**THE TASK**
The word "售后维保自动化测试计划" occurs in some of the lines below; copy each of those lines.

*** MATERIAL SUPPLIED Section Begins ***

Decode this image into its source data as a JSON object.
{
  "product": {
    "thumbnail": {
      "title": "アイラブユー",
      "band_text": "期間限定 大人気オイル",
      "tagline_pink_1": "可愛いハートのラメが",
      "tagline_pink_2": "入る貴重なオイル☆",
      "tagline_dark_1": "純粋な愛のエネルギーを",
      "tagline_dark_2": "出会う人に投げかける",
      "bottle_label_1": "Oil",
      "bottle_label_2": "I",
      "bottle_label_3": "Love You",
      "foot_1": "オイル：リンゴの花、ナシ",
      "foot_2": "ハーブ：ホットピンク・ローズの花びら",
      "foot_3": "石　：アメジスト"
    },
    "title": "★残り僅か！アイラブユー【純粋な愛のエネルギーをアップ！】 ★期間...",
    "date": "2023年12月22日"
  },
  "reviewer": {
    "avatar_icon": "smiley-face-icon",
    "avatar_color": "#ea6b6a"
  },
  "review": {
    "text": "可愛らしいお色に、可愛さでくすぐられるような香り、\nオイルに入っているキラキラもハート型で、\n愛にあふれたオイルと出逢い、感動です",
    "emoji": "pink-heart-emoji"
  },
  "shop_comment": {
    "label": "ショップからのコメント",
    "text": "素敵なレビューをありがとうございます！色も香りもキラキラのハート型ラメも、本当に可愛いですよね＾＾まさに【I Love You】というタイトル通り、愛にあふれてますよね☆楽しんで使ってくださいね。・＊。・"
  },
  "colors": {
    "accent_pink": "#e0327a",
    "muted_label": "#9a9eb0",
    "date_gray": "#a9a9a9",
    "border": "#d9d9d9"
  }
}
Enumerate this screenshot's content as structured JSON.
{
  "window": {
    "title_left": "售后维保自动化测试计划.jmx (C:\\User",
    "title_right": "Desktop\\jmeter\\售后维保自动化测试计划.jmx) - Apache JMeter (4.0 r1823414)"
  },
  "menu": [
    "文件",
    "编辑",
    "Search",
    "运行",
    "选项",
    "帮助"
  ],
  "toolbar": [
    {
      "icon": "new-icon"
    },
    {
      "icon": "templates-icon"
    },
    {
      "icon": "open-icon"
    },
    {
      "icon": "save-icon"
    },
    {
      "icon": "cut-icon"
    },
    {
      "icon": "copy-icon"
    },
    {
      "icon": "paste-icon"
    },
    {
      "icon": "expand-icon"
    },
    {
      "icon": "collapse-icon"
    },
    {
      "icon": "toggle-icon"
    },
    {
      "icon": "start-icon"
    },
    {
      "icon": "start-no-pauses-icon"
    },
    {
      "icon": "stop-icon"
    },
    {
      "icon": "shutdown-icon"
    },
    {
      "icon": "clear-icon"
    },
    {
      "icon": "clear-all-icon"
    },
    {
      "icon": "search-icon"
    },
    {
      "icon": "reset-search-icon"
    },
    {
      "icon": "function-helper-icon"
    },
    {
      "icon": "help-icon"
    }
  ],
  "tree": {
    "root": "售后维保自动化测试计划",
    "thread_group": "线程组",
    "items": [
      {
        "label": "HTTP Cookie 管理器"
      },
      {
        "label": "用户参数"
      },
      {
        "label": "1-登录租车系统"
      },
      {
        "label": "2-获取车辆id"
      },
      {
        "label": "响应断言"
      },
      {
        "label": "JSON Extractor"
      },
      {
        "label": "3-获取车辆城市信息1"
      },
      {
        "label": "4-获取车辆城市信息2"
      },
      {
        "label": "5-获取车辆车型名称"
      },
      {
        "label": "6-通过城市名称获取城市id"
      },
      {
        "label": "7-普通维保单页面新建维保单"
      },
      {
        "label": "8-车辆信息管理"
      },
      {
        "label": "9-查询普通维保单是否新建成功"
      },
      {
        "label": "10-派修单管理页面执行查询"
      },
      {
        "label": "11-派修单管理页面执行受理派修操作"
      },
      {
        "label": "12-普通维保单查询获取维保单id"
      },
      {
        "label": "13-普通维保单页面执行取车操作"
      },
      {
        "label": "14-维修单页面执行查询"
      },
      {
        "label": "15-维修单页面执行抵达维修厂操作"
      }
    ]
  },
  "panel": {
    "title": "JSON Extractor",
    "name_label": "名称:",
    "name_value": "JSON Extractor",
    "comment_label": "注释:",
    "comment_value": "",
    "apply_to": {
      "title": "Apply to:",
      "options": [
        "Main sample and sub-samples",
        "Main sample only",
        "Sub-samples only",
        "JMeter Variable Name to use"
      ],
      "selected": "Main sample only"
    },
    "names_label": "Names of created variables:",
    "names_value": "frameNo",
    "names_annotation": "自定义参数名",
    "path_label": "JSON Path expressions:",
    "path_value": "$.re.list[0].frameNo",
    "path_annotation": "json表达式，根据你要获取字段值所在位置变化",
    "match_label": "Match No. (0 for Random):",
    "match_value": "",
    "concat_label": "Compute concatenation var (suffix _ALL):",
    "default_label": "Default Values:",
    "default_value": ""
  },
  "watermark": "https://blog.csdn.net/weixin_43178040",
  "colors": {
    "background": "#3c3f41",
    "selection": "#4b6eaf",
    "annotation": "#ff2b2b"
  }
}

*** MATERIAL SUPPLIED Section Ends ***

**ANSWER SECTION**
    "title_left": "售后维保自动化测试计划.jmx (C:\\User",
    "title_right": "Desktop\\jmeter\\售后维保自动化测试计划.jmx) - Apache JMeter (4.0 r1823414)"
    "root": "售后维保自动化测试计划",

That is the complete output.